Methods: This study consisted of 52 consecutive patients with AF <3 months who converted to the sinus rhythm. Mitral inflow and annular velocities were measured before and after cardioversion. Left atrial appendage (LAA) size and flow were assessed. The average velocity of septal and lateral segments of mitral annulus was considered as the final annular velocity. Thrombus and/or spontaneous echo contrast (SEC) were also investigated.
Results: Of 52 patients, 29 (56%) had AS but 23 did not. There was no significant difference in age, gender, and cardioversion type between two groups. Hypertension was more prevalent in patients without AS compared to those with AS (P = 0.02). Mitral annular systolic and E-wave velocities were comparable in both groups (P > 0.05). Mitral annular A-wave velocity (3.1 +/- 2.9 vs. 7.1 +/- 2.2 cm/s, P < 0.001), and its velocity-time integral (0.27 +/- 0.22 vs. 0.74 +/- 0.19 cm, P < 0.001) were significantly lower in patients with AS compared with those without AS. The annular A-wave velocity < or =3.3 cm/s predicted AS with a sensitivity of 59% and specificity of 76%. It was correlated with mitral inflow A velocity (r = 0.85, P < 0.001), LAA emptying velocity (r = 0.41, P = 0.003) and presence of SEC (r = -0.52, P < 0.001).

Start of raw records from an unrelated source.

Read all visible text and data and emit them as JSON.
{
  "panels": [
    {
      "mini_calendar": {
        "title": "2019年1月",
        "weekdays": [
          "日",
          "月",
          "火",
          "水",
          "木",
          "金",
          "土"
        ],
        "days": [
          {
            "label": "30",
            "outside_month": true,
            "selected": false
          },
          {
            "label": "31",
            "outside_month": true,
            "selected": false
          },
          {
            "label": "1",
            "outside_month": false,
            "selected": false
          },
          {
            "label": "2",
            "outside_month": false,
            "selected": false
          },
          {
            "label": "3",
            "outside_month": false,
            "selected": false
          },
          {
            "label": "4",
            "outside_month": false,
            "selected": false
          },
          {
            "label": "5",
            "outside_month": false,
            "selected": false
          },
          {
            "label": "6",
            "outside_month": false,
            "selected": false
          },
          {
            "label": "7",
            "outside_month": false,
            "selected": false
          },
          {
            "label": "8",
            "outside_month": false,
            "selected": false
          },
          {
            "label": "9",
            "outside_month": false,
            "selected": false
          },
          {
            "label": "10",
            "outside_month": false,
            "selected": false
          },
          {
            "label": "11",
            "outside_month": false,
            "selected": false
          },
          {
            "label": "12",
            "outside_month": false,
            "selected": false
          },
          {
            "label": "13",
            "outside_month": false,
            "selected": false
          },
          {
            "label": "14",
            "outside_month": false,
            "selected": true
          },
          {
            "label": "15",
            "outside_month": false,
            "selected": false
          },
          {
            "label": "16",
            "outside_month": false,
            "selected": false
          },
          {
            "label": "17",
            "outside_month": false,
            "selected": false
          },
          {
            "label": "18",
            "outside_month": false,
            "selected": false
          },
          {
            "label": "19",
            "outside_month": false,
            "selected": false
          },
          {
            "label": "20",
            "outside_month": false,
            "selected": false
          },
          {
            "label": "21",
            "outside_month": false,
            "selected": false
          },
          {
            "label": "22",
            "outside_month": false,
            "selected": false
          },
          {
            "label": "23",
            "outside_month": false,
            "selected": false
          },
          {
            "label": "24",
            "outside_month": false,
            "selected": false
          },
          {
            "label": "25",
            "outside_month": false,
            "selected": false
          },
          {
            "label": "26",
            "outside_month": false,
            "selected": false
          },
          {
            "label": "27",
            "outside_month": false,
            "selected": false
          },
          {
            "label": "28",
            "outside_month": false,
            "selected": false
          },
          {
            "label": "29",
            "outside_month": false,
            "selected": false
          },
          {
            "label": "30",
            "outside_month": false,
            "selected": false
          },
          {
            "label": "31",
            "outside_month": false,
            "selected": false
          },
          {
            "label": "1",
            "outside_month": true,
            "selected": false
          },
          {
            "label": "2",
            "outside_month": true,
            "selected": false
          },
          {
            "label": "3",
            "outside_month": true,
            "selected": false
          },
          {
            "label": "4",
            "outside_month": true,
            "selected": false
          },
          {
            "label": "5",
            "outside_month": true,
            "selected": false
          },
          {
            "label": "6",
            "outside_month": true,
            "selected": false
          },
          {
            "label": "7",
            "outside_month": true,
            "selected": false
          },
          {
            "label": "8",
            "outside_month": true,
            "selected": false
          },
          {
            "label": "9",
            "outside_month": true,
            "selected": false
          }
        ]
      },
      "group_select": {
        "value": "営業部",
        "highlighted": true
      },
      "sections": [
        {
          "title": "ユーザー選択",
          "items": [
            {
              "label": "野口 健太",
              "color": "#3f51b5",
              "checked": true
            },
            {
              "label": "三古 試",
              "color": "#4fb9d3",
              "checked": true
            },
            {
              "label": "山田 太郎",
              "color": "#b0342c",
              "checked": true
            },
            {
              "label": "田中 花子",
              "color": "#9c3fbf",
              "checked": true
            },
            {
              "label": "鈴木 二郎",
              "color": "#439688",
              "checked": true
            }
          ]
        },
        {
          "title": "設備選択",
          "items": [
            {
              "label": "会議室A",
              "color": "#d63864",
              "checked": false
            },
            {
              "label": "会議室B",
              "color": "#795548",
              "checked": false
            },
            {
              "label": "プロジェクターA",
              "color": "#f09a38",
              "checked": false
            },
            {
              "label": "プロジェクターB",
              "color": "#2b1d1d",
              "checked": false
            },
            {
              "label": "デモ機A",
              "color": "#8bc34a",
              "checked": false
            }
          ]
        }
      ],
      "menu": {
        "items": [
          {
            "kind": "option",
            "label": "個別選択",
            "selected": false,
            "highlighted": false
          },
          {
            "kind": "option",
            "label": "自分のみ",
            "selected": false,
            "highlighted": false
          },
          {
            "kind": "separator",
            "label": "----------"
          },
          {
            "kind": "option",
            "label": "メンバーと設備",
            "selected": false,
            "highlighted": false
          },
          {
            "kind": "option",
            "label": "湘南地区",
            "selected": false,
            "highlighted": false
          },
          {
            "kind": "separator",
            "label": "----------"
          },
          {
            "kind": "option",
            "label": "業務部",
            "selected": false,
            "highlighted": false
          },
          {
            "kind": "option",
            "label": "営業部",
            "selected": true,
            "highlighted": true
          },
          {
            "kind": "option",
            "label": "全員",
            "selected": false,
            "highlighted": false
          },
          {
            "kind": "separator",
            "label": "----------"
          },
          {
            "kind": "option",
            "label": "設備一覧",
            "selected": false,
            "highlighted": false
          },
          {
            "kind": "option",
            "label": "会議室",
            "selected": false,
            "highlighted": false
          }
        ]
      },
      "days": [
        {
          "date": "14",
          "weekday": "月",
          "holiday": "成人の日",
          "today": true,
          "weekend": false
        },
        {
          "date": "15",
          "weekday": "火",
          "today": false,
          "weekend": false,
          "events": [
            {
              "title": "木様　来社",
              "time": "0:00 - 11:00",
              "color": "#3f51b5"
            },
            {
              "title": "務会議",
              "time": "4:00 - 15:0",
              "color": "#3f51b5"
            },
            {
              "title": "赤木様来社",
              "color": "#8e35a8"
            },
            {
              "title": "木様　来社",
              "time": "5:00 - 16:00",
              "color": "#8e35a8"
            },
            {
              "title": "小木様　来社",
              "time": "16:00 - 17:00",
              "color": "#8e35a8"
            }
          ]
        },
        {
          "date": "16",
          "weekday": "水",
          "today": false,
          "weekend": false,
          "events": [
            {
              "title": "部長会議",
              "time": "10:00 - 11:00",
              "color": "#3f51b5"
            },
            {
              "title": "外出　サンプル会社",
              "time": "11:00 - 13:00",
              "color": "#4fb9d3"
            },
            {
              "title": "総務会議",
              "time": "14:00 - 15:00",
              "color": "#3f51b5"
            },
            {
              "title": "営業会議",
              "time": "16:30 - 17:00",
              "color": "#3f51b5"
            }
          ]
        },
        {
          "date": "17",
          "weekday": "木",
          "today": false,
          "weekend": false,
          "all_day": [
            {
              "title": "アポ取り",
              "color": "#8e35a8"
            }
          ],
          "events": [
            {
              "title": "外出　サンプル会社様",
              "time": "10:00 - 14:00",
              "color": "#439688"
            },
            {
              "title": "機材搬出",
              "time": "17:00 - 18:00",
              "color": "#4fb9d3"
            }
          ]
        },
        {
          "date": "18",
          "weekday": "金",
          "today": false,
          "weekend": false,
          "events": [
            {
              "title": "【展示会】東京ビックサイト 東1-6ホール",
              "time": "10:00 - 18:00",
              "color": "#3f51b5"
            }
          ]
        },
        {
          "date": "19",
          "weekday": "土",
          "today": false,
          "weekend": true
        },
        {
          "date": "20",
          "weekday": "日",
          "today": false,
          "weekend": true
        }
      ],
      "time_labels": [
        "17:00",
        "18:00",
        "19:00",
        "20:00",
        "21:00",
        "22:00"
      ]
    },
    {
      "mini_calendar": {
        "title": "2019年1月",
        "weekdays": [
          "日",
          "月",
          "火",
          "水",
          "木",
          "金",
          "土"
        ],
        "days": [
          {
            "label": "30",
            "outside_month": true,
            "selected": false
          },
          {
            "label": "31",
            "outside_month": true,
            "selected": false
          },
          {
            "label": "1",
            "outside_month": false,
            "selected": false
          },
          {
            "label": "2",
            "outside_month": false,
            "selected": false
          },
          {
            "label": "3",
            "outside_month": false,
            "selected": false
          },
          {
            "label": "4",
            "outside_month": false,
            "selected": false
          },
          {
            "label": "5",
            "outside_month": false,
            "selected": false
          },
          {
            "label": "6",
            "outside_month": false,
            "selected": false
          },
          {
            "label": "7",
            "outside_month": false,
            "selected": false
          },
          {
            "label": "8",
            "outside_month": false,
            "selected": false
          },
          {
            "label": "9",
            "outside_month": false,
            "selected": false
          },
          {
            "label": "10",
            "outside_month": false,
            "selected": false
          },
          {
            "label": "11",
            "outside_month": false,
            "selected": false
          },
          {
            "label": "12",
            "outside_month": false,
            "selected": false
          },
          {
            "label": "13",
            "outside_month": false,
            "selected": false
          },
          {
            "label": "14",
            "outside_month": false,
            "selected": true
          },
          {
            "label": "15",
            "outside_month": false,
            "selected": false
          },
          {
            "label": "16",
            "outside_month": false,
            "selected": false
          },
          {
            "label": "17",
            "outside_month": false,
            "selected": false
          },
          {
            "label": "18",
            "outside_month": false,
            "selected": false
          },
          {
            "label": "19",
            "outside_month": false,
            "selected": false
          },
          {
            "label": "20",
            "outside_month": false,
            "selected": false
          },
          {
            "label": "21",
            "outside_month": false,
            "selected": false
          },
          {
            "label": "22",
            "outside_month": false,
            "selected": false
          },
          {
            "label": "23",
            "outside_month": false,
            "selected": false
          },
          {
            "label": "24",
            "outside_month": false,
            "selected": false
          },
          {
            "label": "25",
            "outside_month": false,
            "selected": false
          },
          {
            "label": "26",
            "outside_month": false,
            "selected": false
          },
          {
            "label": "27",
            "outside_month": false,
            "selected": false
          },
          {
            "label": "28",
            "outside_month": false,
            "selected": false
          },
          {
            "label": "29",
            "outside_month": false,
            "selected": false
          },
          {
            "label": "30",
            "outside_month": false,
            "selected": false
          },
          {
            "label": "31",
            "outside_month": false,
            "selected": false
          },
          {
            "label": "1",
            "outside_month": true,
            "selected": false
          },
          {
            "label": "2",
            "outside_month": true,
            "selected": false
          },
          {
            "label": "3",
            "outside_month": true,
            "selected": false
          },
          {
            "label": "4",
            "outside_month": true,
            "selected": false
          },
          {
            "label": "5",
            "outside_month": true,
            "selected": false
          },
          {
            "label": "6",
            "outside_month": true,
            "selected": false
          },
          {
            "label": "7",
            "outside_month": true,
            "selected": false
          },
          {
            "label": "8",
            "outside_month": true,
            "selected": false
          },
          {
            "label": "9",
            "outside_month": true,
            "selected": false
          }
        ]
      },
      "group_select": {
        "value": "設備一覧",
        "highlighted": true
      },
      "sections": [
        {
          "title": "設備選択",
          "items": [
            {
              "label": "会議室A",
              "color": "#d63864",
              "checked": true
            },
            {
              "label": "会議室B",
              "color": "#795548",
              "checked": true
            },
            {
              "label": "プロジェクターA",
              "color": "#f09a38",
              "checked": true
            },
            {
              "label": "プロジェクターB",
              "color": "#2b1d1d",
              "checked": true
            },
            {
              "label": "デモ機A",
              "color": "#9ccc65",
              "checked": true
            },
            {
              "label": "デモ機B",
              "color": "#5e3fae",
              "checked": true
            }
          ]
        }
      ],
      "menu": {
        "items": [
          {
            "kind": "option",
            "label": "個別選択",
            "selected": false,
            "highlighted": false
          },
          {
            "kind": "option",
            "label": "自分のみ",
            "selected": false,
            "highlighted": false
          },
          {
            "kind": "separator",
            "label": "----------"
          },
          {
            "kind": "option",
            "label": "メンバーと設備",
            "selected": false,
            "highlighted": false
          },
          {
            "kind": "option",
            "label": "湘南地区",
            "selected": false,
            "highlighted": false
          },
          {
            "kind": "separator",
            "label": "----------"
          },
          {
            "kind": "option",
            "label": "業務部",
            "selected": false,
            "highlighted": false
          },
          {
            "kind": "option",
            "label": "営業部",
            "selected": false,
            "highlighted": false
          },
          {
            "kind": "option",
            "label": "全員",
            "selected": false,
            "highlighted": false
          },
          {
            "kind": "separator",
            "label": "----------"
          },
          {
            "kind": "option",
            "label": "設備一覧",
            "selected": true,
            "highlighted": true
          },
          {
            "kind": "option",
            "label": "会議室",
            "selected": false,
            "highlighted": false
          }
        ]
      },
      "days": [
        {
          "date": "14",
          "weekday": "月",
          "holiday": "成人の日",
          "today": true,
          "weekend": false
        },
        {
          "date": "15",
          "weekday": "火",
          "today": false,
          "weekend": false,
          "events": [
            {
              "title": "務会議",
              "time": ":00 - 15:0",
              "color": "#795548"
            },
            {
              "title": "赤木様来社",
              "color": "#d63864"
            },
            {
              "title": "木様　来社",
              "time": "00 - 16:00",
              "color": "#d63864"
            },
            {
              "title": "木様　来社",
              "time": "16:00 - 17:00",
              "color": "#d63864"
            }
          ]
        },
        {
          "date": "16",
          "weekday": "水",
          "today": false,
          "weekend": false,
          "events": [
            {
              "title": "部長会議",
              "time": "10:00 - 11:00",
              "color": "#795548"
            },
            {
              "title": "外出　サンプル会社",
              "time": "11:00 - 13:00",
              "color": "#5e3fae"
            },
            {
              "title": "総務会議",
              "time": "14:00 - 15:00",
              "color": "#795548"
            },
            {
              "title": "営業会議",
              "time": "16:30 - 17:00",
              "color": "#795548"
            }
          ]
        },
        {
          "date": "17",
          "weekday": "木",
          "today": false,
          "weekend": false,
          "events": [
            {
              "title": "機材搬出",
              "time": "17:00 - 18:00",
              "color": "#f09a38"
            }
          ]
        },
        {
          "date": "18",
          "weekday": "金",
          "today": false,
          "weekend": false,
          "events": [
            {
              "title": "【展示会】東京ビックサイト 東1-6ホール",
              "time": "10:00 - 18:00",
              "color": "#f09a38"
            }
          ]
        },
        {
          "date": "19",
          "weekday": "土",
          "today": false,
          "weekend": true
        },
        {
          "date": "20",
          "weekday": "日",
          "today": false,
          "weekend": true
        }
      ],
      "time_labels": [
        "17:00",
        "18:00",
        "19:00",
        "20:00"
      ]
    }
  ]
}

Conclusion: After cardioversion of AF, mitral annular A-wave velocity may be a new marker to determine AS.